Retype all of the entries that appear below, keeping them exactly as they are.

Start of Material to process

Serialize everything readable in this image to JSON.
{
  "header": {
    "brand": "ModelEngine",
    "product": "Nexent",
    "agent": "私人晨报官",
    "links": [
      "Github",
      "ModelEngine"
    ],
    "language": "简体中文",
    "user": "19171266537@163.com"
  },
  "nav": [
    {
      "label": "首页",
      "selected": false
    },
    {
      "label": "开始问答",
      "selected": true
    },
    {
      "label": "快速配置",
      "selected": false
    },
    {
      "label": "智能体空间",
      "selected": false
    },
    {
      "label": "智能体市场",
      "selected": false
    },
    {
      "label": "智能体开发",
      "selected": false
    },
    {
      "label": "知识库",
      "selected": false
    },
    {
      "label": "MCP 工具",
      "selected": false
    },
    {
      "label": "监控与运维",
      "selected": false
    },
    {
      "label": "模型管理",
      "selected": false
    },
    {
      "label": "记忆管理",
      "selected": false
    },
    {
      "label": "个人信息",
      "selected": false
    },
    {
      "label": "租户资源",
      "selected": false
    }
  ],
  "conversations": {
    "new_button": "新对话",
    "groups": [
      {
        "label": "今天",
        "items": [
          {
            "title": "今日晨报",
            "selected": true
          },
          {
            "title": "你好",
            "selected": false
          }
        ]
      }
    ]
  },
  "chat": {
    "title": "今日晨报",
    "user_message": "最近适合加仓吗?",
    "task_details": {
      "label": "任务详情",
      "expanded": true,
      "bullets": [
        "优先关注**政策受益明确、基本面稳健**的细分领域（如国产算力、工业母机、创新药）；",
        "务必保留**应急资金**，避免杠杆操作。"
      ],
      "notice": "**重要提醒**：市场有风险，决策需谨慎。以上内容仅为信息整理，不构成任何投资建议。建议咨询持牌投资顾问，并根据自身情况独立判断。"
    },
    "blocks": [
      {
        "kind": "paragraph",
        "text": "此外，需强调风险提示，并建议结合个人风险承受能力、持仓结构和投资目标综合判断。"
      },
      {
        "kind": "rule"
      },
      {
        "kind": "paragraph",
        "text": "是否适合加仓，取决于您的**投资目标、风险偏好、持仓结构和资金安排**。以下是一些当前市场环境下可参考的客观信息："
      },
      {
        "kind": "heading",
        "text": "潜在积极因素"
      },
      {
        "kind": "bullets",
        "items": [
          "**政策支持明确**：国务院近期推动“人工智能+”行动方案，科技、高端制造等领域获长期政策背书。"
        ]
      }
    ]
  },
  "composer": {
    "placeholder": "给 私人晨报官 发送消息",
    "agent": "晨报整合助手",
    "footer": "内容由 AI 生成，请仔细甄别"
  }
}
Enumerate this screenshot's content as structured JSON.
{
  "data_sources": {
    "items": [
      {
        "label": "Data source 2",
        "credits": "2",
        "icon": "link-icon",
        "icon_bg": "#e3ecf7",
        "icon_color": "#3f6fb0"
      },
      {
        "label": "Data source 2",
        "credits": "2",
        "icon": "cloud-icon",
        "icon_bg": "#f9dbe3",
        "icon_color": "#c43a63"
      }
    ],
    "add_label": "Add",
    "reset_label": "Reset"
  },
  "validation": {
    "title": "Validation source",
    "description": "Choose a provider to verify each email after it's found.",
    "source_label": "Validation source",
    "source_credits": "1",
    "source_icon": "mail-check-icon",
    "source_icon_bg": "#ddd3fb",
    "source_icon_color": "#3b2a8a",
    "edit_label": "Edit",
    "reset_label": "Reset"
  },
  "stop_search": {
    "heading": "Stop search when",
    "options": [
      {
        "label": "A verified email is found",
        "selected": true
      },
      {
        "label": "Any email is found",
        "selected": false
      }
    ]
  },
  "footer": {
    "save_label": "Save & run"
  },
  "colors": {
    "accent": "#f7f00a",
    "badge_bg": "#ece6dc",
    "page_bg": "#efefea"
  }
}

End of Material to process

▶ [Response area]
Serialize everything readable in this image to JSON.
{
  "header": {
    "brand": "ModelEngine",
    "product": "Nexent",
    "agent": "私人晨报官",
    "links": [
      "Github",
      "ModelEngine"
    ],
    "language": "简体中文",
    "user": "19171266537@163.com"
  },
  "nav": [
    {
      "label": "首页",
      "selected": false
    },
    {
      "label": "开始问答",
      "selected": true
    },
    {
      "label": "快速配置",
      "selected": false
    },
    {
      "label": "智能体空间",
      "selected": false
    },
    {
      "label": "智能体市场",
      "selected": false
    },
    {
      "label": "智能体开发",
      "selected": false
    },
    {
      "label": "知识库",
      "selected": false
    },
    {
      "label": "MCP 工具",
      "selected": false
    },
    {
      "label": "监控与运维",
      "selected": false
    },
    {
      "label": "模型管理",
      "selected": false
    },
    {
      "label": "记忆管理",
      "selected": false
    },
    {
      "label": "个人信息",
      "selected": false
    },
    {
      "label": "租户资源",
      "selected": false
    }
  ],
  "conversations": {
    "new_button": "新对话",
    "groups": [
      {
        "label": "今天",
        "items": [
          {
            "title": "今日晨报",
            "selected": true
          },
          {
            "title": "你好",
            "selected": false
          }
        ]
      }
    ]
  },
  "chat": {
    "title": "今日晨报",
    "user_message": "最近适合加仓吗?",
    "task_details": {
      "label": "任务详情",
      "expanded": true,
      "bullets": [
        "优先关注**政策受益明确、基本面稳健**的细分领域（如国产算力、工业母机、创新药）；",
        "务必保留**应急资金**，避免杠杆操作。"
      ],
      "notice": "**重要提醒**：市场有风险，决策需谨慎。以上内容仅为信息整理，不构成任何投资建议。建议咨询持牌投资顾问，并根据自身情况独立判断。"
    },
    "blocks": [
      {
        "kind": "paragraph",
        "text": "此外，需强调风险提示，并建议结合个人风险承受能力、持仓结构和投资目标综合判断。"
      },
      {
        "kind": "rule"
      },
      {
        "kind": "paragraph",
        "text": "是否适合加仓，取决于您的**投资目标、风险偏好、持仓结构和资金安排**。以下是一些当前市场环境下可参考的客观信息："
      },
      {
        "kind": "heading",
        "text": "潜在积极因素"
      },
      {
        "kind": "bullets",
        "items": [
          "**政策支持明确**：国务院近期推动“人工智能+”行动方案，科技、高端制造等领域获长期政策背书。"
        ]
      }
    ]
  },
  "composer": {
    "placeholder": "给 私人晨报官 发送消息",
    "agent": "晨报整合助手",
    "footer": "内容由 AI 生成，请仔细甄别"
  }
}
Enumerate this screenshot's content as structured JSON.
{
  "data_sources": {
    "items": [
      {
        "label": "Data source 2",
        "credits": "2",
        "icon": "link-icon",
        "icon_bg": "#e3ecf7",
        "icon_color": "#3f6fb0"
      },
      {
        "label": "Data source 2",
        "credits": "2",
        "icon": "cloud-icon",
        "icon_bg": "#f9dbe3",
        "icon_color": "#c43a63"
      }
    ],
    "add_label": "Add",
    "reset_label": "Reset"
  },
  "validation": {
    "title": "Validation source",
    "description": "Choose a provider to verify each email after it's found.",
    "source_label": "Validation source",
    "source_credits": "1",
    "source_icon": "mail-check-icon",
    "source_icon_bg": "#ddd3fb",
    "source_icon_color": "#3b2a8a",
    "edit_label": "Edit",
    "reset_label": "Reset"
  },
  "stop_search": {
    "heading": "Stop search when",
    "options": [
      {
        "label": "A verified email is found",
        "selected": true
      },
      {
        "label": "Any email is found",
        "selected": false
      }
    ]
  },
  "footer": {
    "save_label": "Save & run"
  },
  "colors": {
    "accent": "#f7f00a",
    "badge_bg": "#ece6dc",
    "page_bg": "#efefea"
  }
}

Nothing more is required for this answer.